There’s also an option to buy ready-made designs: specialized websites exist where freelance artists offer their designs for sale. One popular place for this is the Unity Asset Store, where you can even find free or at least very cheap designs.
- Sound designer
Sound is as important to a game as art. Especially when it comes to the simplest games, sound effects and background music help immerse players. As with artwork, there are sound libraries as well. Your sounds should correspond to the game’s mood, and effects need to be tuned to actions. For example, hearing the sound of falling coins might lift a player’s spirits — who doesn’t like the sound and look of money, after all?
- Backend developer

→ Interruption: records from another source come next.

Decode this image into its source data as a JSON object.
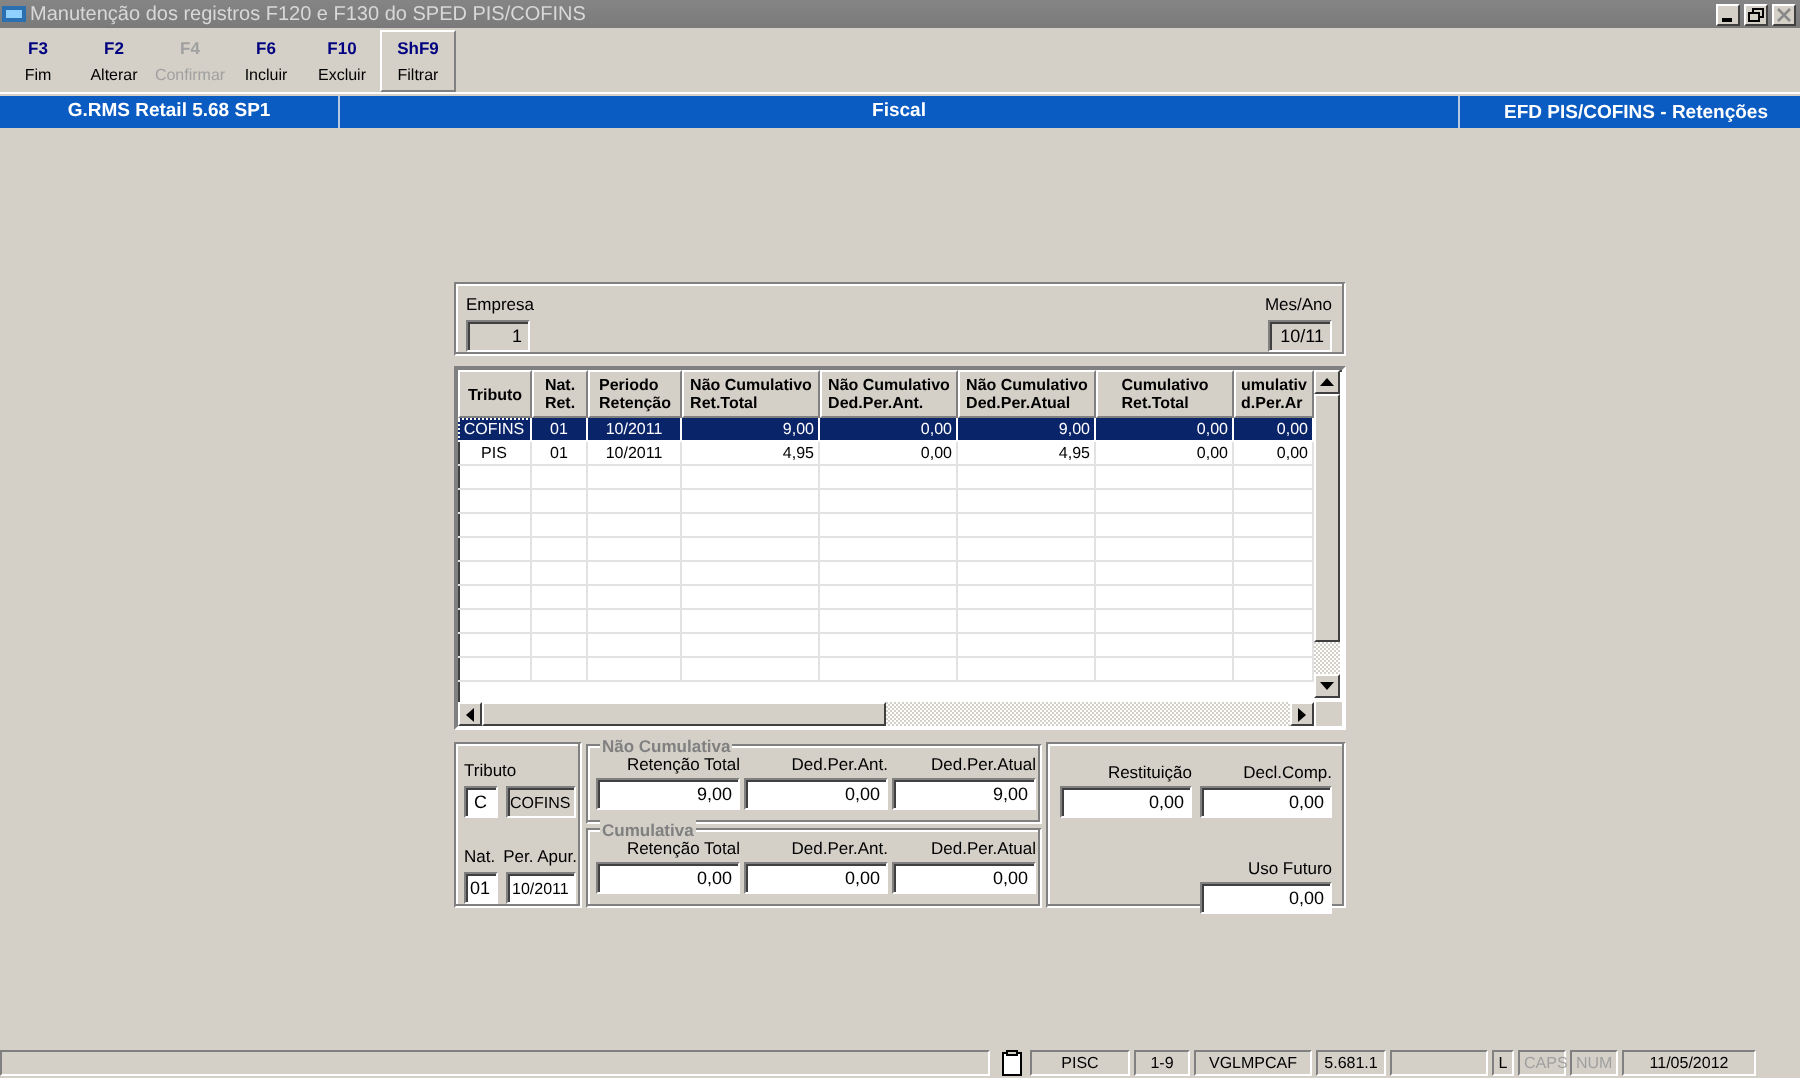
{
  "window": {
    "title": "Manutenção dos registros F120 e F130 do SPED PIS/COFINS"
  },
  "toolbar": [
    {
      "key": "F3",
      "label": "Fim",
      "disabled": false,
      "hover": false
    },
    {
      "key": "F2",
      "label": "Alterar",
      "disabled": false,
      "hover": false
    },
    {
      "key": "F4",
      "label": "Confirmar",
      "disabled": true,
      "hover": false
    },
    {
      "key": "F6",
      "label": "Incluir",
      "disabled": false,
      "hover": false
    },
    {
      "key": "F10",
      "label": "Excluir",
      "disabled": false,
      "hover": false
    },
    {
      "key": "ShF9",
      "label": "Filtrar",
      "disabled": false,
      "hover": true
    }
  ],
  "banner": {
    "left": "G.RMS Retail 5.68 SP1",
    "center": "Fiscal",
    "right": "EFD PIS/COFINS - Retenções"
  },
  "header": {
    "empresa": {
      "label": "Empresa",
      "value": "1"
    },
    "mes_ano": {
      "label": "Mes/Ano",
      "value": "10/11"
    }
  },
  "table": {
    "columns": [
      {
        "lines": [
          "Tributo"
        ]
      },
      {
        "lines": [
          "Nat.",
          "Ret."
        ]
      },
      {
        "lines": [
          "Periodo",
          "Retenção"
        ]
      },
      {
        "lines": [
          "Não Cumulativo",
          "Ret.Total"
        ]
      },
      {
        "lines": [
          "Não Cumulativo",
          "Ded.Per.Ant."
        ]
      },
      {
        "lines": [
          "Não Cumulativo",
          "Ded.Per.Atual"
        ]
      },
      {
        "lines": [
          "Cumulativo",
          "Ret.Total"
        ]
      },
      {
        "lines": [
          "umulativ",
          "d.Per.Ar"
        ]
      }
    ],
    "rows": [
      {
        "selected": true,
        "cells": [
          "COFINS",
          "01",
          "10/2011",
          "9,00",
          "0,00",
          "9,00",
          "0,00",
          "0,00"
        ]
      },
      {
        "selected": false,
        "cells": [
          "PIS",
          "01",
          "10/2011",
          "4,95",
          "0,00",
          "4,95",
          "0,00",
          "0,00"
        ]
      }
    ]
  },
  "detail": {
    "tributo": {
      "label": "Tributo",
      "code": "C",
      "name": "COFINS"
    },
    "nat": {
      "label": "Nat.",
      "value": "01"
    },
    "per_apur": {
      "label": "Per. Apur.",
      "value": "10/2011"
    },
    "groups": [
      {
        "title": "Não Cumulativa",
        "fields": [
          {
            "label": "Retenção Total",
            "value": "9,00"
          },
          {
            "label": "Ded.Per.Ant.",
            "value": "0,00"
          },
          {
            "label": "Ded.Per.Atual",
            "value": "9,00"
          }
        ]
      },
      {
        "title": "Cumulativa",
        "fields": [
          {
            "label": "Retenção Total",
            "value": "0,00"
          },
          {
            "label": "Ded.Per.Ant.",
            "value": "0,00"
          },
          {
            "label": "Ded.Per.Atual",
            "value": "0,00"
          }
        ]
      }
    ],
    "extra": [
      {
        "label": "Restituição",
        "value": "0,00"
      },
      {
        "label": "Decl.Comp.",
        "value": "0,00"
      },
      {
        "label": "Uso Futuro",
        "value": "0,00"
      }
    ]
  },
  "status_bar": [
    {
      "text": "PISC",
      "disabled": false
    },
    {
      "text": "1-9",
      "disabled": false
    },
    {
      "text": "VGLMPCAF",
      "disabled": false
    },
    {
      "text": "5.681.1",
      "disabled": false
    },
    {
      "text": "L",
      "disabled": false
    },
    {
      "text": "CAPS",
      "disabled": true
    },
    {
      "text": "NUM",
      "disabled": true
    },
    {
      "text": "11/05/2012",
      "disabled": false
    }
  ]
}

Strictly speaking, clicker games are light and simple enough to not need a back end. All data can be stored on users’ devices, taking up little space. However, if you would like to hold in-game events or competitions among users, or if you have in mind some kind of top tycoons list, you’ll need a server.
The cost to make a tycoon game
The cost of game development is rarely set in stone, and there are quite a few things to consider. If we’re talking about a money-making simulator, there’s an issue of how many upgrades and prestige levels to offer and how the prices for them will change with progress. All this will affect the complexity of development and, hence, its duration and cost.
Then there’s the cost of art and sound, which can vary from creator to creator and team to team. The work of an in-team artist and sound designer will cost a different amount than buying art and sound separately, and the scales might tip either way.
Taking AdVenture Capitalist as an example — a tycoon simulator idle clicker game with several prestige levels and a couple dozen upgrade options — the development cost will start at about $18,000 and will go up or down depending on whether you make your game simpler or more complex.
How to publish a tycoon game
Once your tycoon/economic simulation game is developed, it’s time to publish it. You have two options here:
- Indie publishing
- Pitching to a game publisher
The indie way is, naturally, simpler — you register as a developer on your app store of choice and submit your game; after it’s approved, it’s live. However, with self-publishing, all the marketing will fall onto you as well. If you're launching your first app, buckle up and get ready for a bumpy road. Any app needs a marketing campaign for a successful launch, but games need it even more. The mobile gaming industry is highly competitive.
On the other hand, you can try to pitch your game to an established game publisher. There are a number of them out there. Kongregate, the platform publisher behind AdVenture Capitalist, is a well-known company these days, meaning any game they launch will have an initial audience by default. But there are others. If you’re planning to publish your first game, you’ll need to conduct a solid marketing campaign to attract initial users, and a publisher can help you with that.
Reaching out to a publisher isn’t a simple task (the industry competition, remember?). It’s somewhat similar to finding investors to fund your app development. A successful pitch to a publisher can be a huge leap for your game’s success.
Game development is a huge and diverse industry where everyone determined enough can find users. However, it’s also very competitive, and standing out isn’t a cakewalk. The competitiveness is even more pronounced with mobile games compared to PC and console games, since mobile gamers are usually casual or hyper-casual, and hardcore players are few and far between. It’s hard to find your audience and easy to lose it. On the other hand, if you do manage to launch your economic simulator successfully, the return on investment can be really high.
The game development team at Mind Studios has years of experience building with Unity and can offer both consulting and development services. If you’d like to know how to make a tycoon game in Unity when you’re not a developer yourself, drop us a line and we’ll get back to you with advice and a rough estimate for your project.